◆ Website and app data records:
........
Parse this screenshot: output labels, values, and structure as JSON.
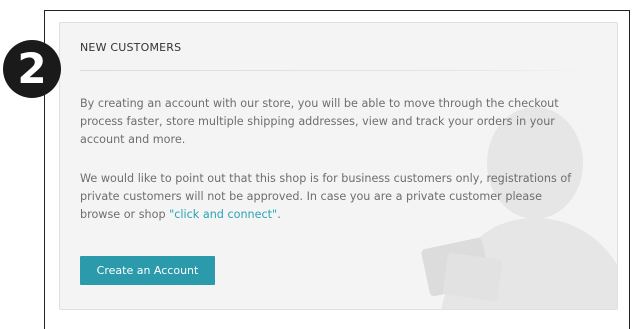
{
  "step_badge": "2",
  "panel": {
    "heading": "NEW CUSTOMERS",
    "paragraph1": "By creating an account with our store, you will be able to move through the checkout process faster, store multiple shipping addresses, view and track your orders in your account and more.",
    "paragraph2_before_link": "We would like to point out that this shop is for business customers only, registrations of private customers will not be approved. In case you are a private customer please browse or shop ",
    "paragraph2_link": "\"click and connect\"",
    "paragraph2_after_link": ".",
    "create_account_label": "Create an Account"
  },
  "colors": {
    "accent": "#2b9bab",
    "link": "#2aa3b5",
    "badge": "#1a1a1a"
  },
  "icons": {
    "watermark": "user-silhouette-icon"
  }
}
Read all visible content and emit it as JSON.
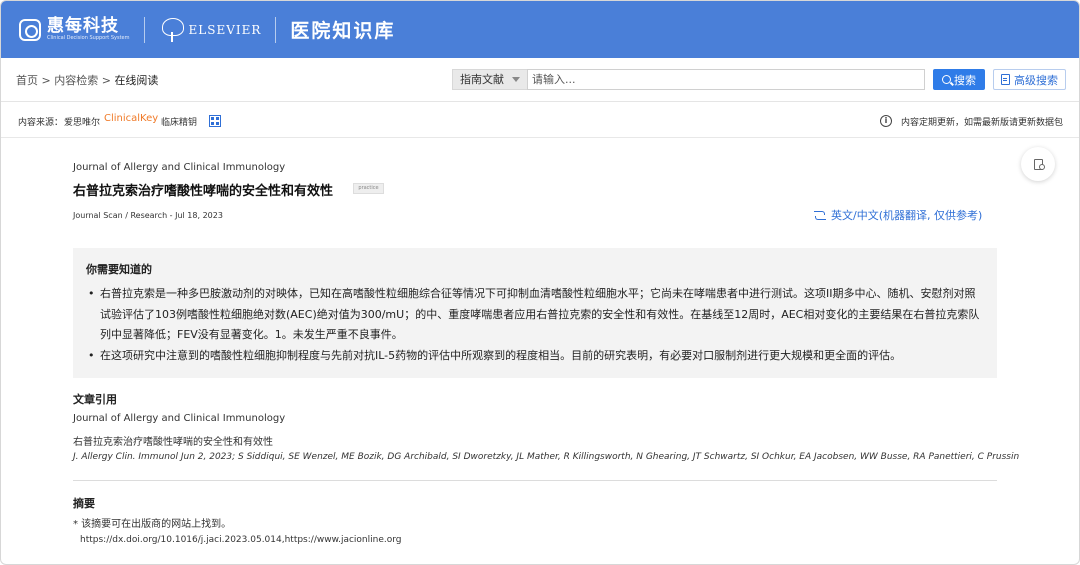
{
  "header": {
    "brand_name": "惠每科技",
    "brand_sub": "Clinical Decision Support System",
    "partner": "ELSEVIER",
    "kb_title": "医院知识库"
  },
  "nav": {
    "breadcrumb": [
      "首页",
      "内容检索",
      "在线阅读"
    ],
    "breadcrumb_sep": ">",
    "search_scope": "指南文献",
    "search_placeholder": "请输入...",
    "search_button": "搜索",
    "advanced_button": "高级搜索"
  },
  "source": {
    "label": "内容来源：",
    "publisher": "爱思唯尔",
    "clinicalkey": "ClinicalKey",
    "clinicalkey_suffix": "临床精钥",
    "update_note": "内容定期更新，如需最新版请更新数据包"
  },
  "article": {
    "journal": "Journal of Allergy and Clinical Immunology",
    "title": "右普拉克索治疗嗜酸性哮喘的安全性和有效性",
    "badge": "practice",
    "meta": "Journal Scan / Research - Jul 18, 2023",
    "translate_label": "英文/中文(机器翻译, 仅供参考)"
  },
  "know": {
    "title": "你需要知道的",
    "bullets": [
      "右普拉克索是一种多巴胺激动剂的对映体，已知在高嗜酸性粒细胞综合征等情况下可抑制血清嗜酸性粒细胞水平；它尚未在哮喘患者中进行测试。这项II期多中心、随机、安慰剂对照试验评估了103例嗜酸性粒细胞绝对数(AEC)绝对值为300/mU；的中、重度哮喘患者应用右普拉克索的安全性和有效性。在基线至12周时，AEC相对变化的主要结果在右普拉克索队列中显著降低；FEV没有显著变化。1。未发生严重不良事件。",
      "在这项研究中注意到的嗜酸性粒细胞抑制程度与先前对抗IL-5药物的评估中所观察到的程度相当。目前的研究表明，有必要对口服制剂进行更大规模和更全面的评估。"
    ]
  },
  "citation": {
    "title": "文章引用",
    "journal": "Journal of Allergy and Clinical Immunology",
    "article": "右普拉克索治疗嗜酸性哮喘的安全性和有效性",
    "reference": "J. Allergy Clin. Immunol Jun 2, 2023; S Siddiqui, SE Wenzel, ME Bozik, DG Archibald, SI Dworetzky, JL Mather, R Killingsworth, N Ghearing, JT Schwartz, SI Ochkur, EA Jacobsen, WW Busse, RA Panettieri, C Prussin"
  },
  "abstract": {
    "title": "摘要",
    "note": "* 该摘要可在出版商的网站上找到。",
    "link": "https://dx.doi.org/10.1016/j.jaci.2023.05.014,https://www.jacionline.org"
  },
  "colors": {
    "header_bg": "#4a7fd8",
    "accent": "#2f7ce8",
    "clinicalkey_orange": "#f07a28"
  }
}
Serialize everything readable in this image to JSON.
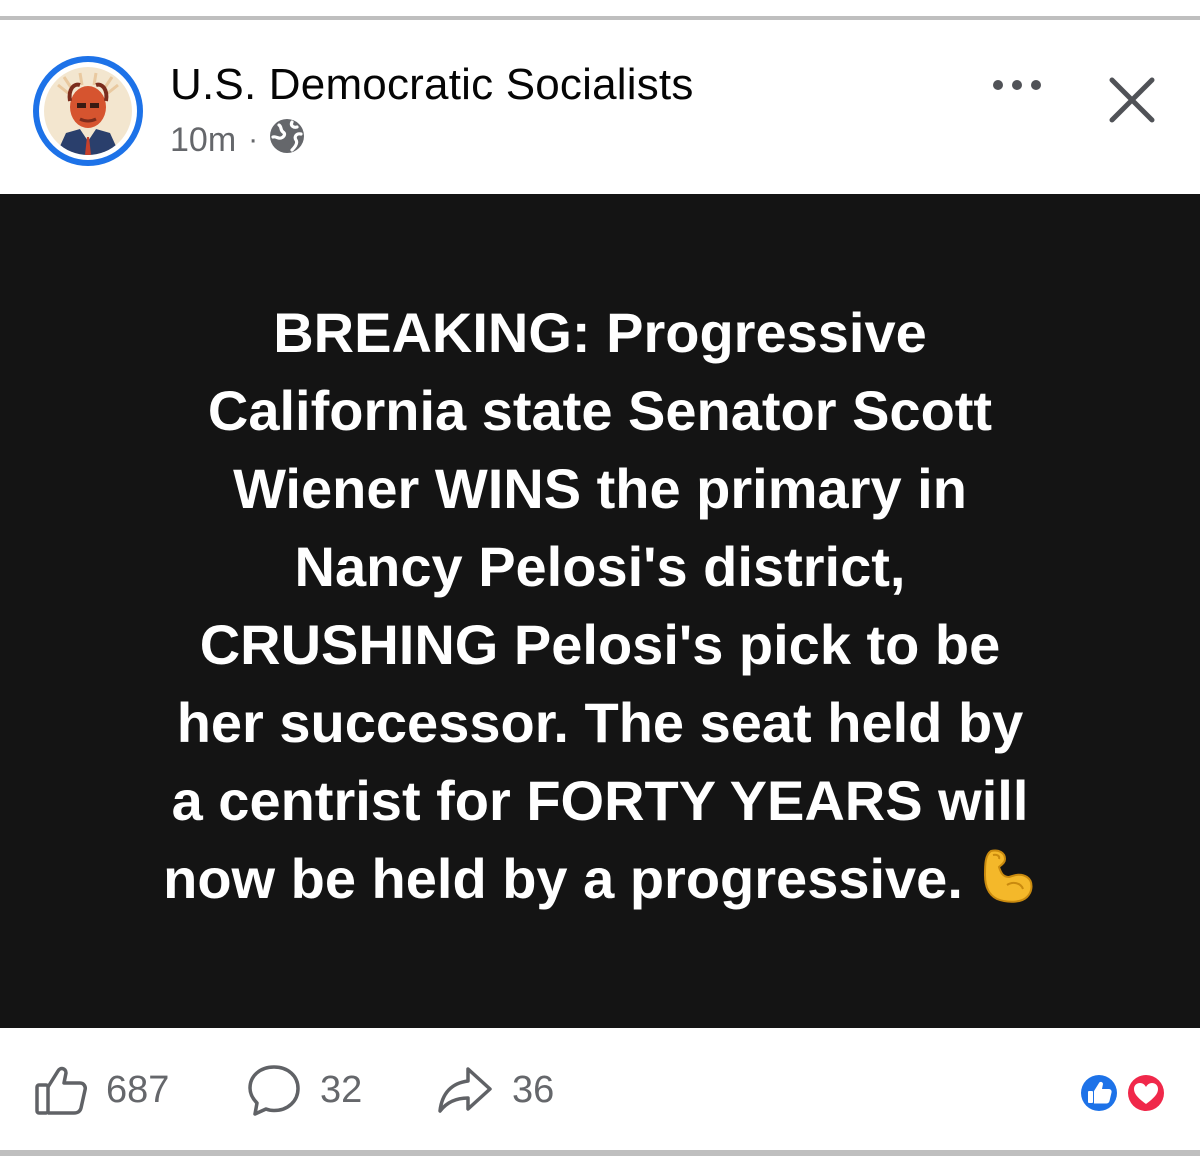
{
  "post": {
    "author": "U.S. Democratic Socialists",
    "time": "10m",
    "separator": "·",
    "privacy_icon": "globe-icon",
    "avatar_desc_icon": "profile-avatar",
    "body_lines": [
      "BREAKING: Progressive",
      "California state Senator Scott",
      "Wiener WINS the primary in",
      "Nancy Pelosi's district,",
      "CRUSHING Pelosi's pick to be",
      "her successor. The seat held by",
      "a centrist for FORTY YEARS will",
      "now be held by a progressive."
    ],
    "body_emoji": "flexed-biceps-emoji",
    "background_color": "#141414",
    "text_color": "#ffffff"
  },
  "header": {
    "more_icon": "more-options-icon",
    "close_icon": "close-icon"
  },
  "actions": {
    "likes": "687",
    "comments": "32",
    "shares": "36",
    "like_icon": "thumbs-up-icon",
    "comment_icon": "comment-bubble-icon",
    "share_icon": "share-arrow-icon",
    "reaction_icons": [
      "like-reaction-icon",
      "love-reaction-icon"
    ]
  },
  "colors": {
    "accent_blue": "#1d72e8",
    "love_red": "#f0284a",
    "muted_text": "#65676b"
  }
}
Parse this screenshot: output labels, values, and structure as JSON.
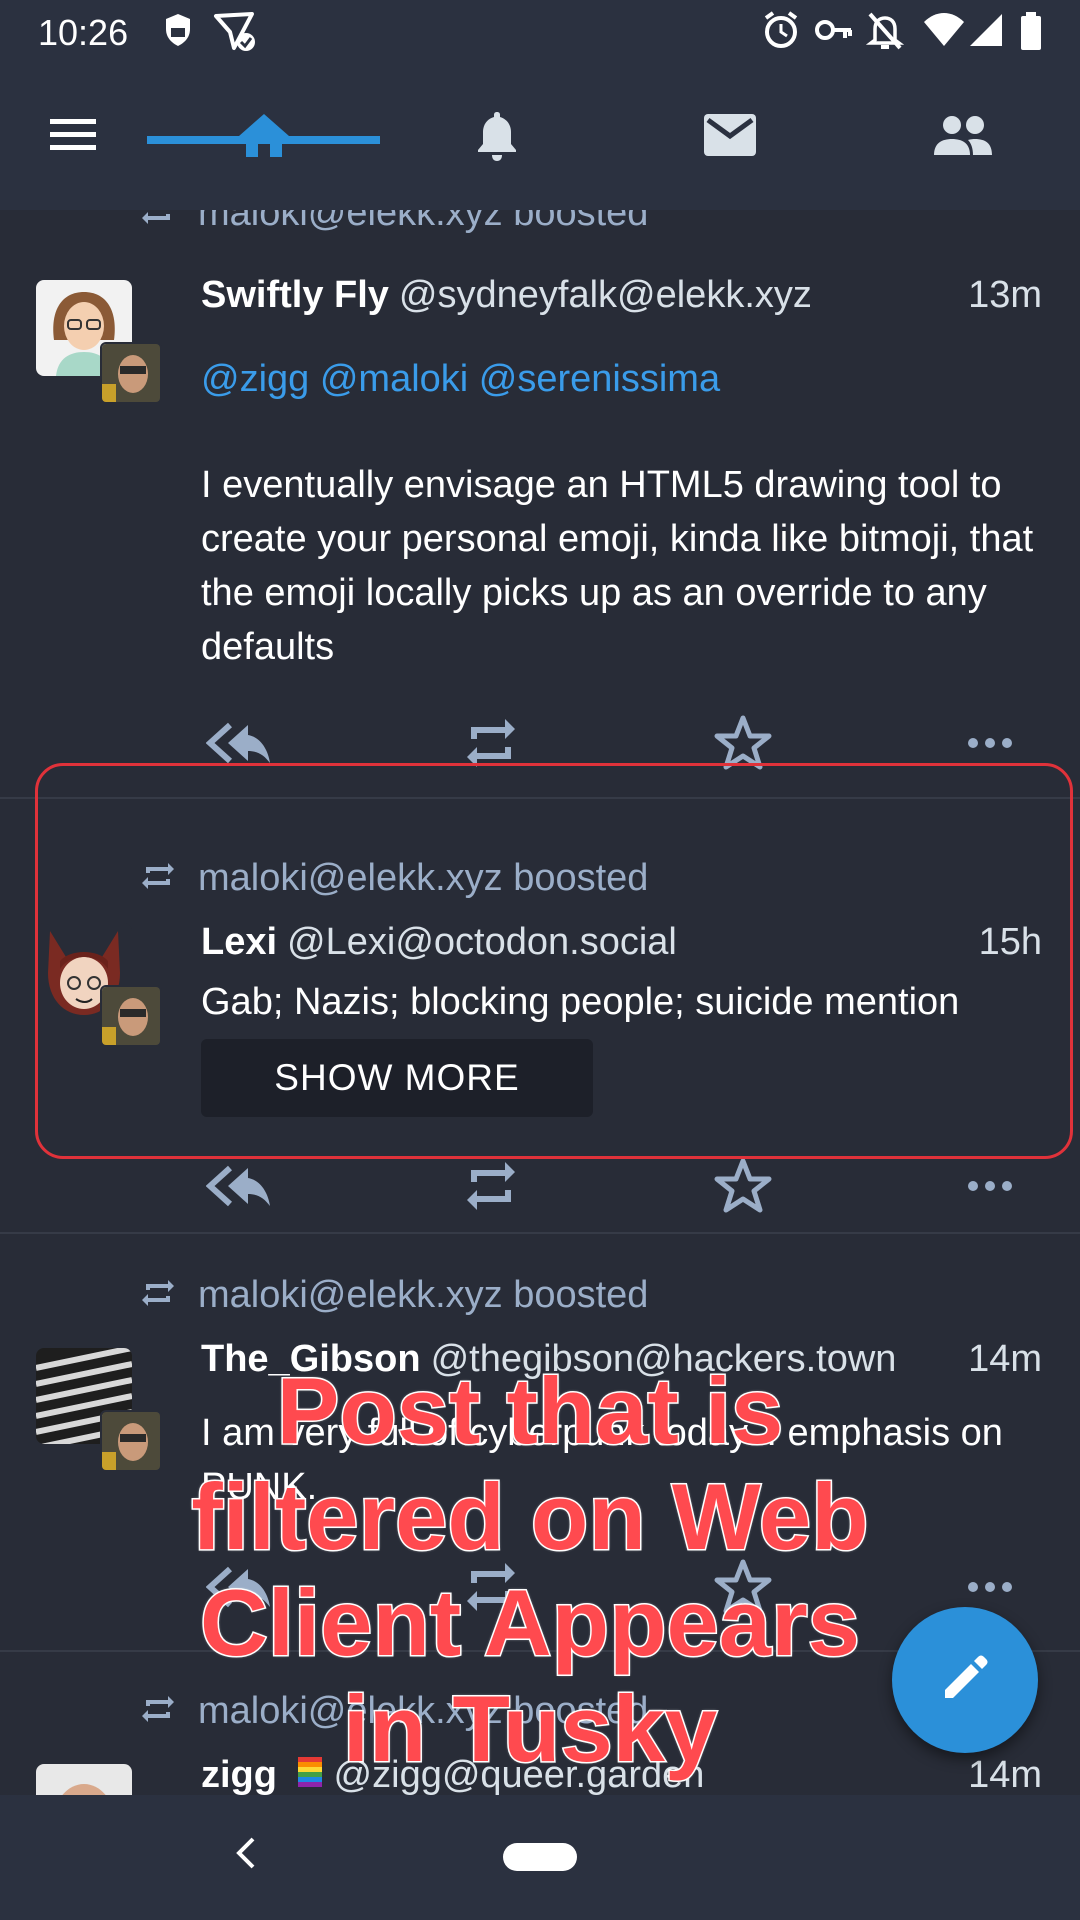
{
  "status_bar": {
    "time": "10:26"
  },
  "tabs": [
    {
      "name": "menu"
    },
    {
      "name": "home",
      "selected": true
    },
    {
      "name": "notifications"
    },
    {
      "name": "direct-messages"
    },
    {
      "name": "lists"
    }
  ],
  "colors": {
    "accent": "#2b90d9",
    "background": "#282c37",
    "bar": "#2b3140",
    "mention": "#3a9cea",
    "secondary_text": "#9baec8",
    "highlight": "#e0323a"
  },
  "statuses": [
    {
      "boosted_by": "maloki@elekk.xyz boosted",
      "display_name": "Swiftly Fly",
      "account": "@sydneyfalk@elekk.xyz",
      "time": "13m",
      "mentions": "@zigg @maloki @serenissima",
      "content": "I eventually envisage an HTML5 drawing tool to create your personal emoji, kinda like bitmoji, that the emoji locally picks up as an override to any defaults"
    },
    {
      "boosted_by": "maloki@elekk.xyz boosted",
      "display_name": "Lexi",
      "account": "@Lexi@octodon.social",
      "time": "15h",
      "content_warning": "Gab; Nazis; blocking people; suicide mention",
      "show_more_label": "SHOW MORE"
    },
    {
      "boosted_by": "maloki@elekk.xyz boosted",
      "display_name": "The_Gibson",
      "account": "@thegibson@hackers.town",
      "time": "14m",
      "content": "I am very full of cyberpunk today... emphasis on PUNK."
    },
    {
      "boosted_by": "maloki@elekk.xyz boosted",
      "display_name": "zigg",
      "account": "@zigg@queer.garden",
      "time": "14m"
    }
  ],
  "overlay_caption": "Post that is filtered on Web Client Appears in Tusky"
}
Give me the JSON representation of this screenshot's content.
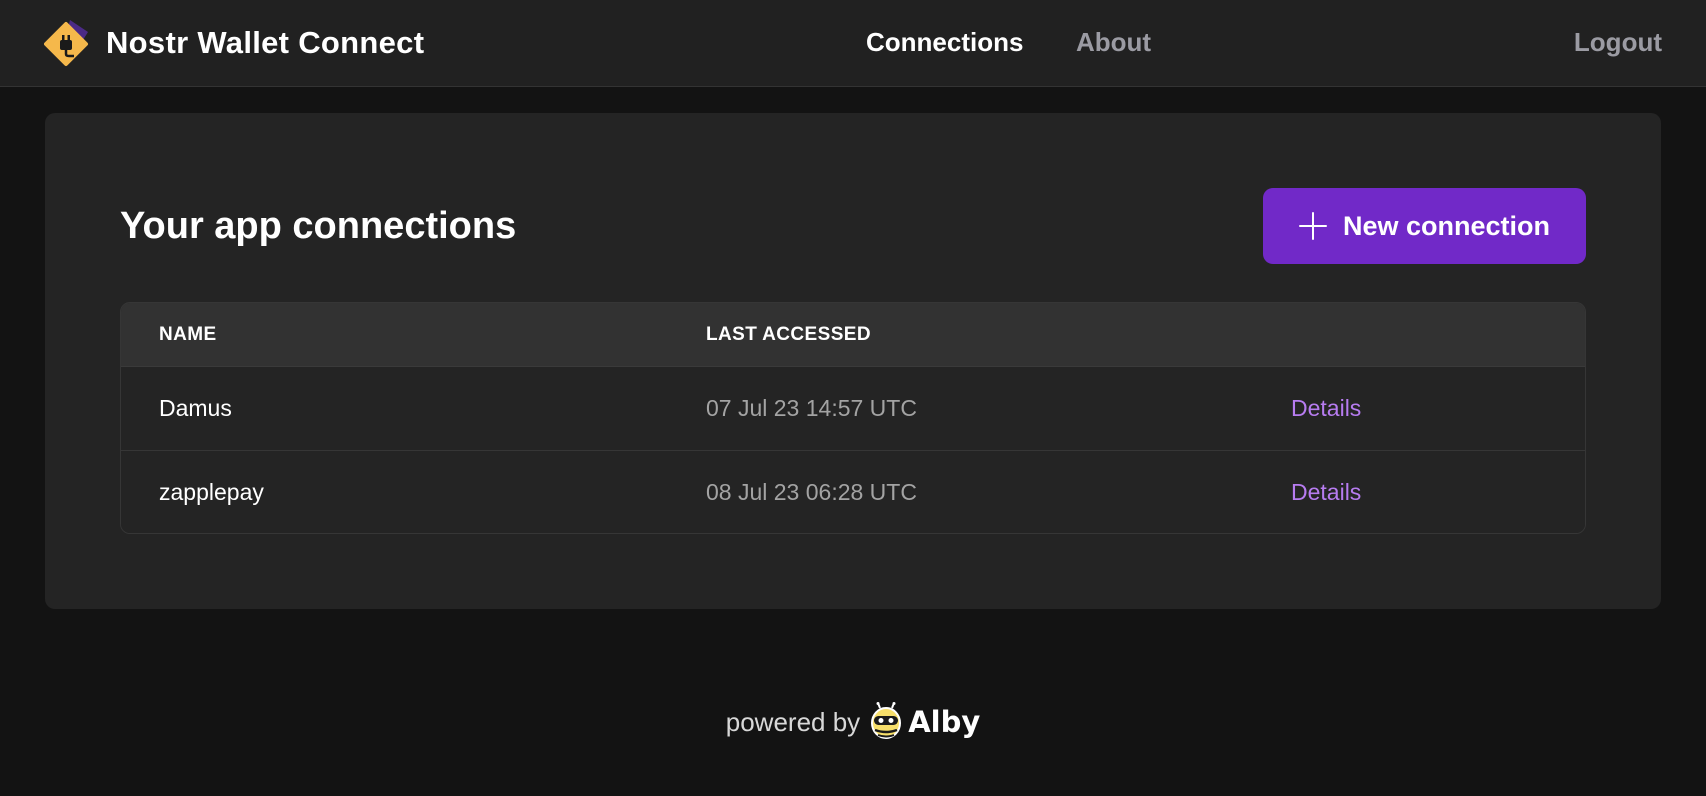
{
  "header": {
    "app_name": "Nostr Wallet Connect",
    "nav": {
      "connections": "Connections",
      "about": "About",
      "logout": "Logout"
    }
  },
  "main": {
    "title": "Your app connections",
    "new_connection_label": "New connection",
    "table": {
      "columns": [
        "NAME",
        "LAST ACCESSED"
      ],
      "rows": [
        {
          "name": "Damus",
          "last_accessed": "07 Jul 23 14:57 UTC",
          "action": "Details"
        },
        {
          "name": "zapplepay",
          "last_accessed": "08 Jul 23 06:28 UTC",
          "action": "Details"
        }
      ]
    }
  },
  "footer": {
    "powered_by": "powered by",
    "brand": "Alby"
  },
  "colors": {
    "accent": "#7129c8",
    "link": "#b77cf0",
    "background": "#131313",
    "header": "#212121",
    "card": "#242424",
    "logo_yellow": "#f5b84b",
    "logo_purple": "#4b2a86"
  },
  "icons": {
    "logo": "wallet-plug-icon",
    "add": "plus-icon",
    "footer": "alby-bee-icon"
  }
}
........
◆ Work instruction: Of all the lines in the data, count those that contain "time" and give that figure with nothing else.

◆ Task output: 6